Source records Start Marker
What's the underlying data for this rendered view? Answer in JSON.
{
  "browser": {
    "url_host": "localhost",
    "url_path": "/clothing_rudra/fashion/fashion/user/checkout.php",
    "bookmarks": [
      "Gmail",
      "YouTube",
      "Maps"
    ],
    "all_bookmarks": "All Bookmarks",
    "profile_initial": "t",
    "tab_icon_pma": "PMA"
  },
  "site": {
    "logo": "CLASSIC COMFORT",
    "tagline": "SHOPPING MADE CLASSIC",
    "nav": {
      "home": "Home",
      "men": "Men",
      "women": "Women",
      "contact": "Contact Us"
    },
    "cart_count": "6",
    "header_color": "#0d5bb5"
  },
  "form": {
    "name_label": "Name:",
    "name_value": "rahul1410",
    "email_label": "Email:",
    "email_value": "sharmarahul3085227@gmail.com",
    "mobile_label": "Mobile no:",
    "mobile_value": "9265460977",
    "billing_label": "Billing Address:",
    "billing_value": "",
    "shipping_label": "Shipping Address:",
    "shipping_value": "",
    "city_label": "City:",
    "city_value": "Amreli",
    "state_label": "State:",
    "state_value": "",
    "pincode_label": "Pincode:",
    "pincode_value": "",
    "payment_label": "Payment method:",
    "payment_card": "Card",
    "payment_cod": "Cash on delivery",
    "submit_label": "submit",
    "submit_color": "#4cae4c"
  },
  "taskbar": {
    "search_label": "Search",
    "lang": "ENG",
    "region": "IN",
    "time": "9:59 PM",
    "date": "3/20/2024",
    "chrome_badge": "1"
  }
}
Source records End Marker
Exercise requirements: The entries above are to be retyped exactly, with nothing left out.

Answer section:
What's the underlying data for this rendered view? Answer in JSON.
{
  "browser": {
    "url_host": "localhost",
    "url_path": "/clothing_rudra/fashion/fashion/user/checkout.php",
    "bookmarks": [
      "Gmail",
      "YouTube",
      "Maps"
    ],
    "all_bookmarks": "All Bookmarks",
    "profile_initial": "t",
    "tab_icon_pma": "PMA"
  },
  "site": {
    "logo": "CLASSIC COMFORT",
    "tagline": "SHOPPING MADE CLASSIC",
    "nav": {
      "home": "Home",
      "men": "Men",
      "women": "Women",
      "contact": "Contact Us"
    },
    "cart_count": "6",
    "header_color": "#0d5bb5"
  },
  "form": {
    "name_label": "Name:",
    "name_value": "rahul1410",
    "email_label": "Email:",
    "email_value": "sharmarahul3085227@gmail.com",
    "mobile_label": "Mobile no:",
    "mobile_value": "9265460977",
    "billing_label": "Billing Address:",
    "billing_value": "",
    "shipping_label": "Shipping Address:",
    "shipping_value": "",
    "city_label": "City:",
    "city_value": "Amreli",
    "state_label": "State:",
    "state_value": "",
    "pincode_label": "Pincode:",
    "pincode_value": "",
    "payment_label": "Payment method:",
    "payment_card": "Card",
    "payment_cod": "Cash on delivery",
    "submit_label": "submit",
    "submit_color": "#4cae4c"
  },
  "taskbar": {
    "search_label": "Search",
    "lang": "ENG",
    "region": "IN",
    "time": "9:59 PM",
    "date": "3/20/2024",
    "chrome_badge": "1"
  }
}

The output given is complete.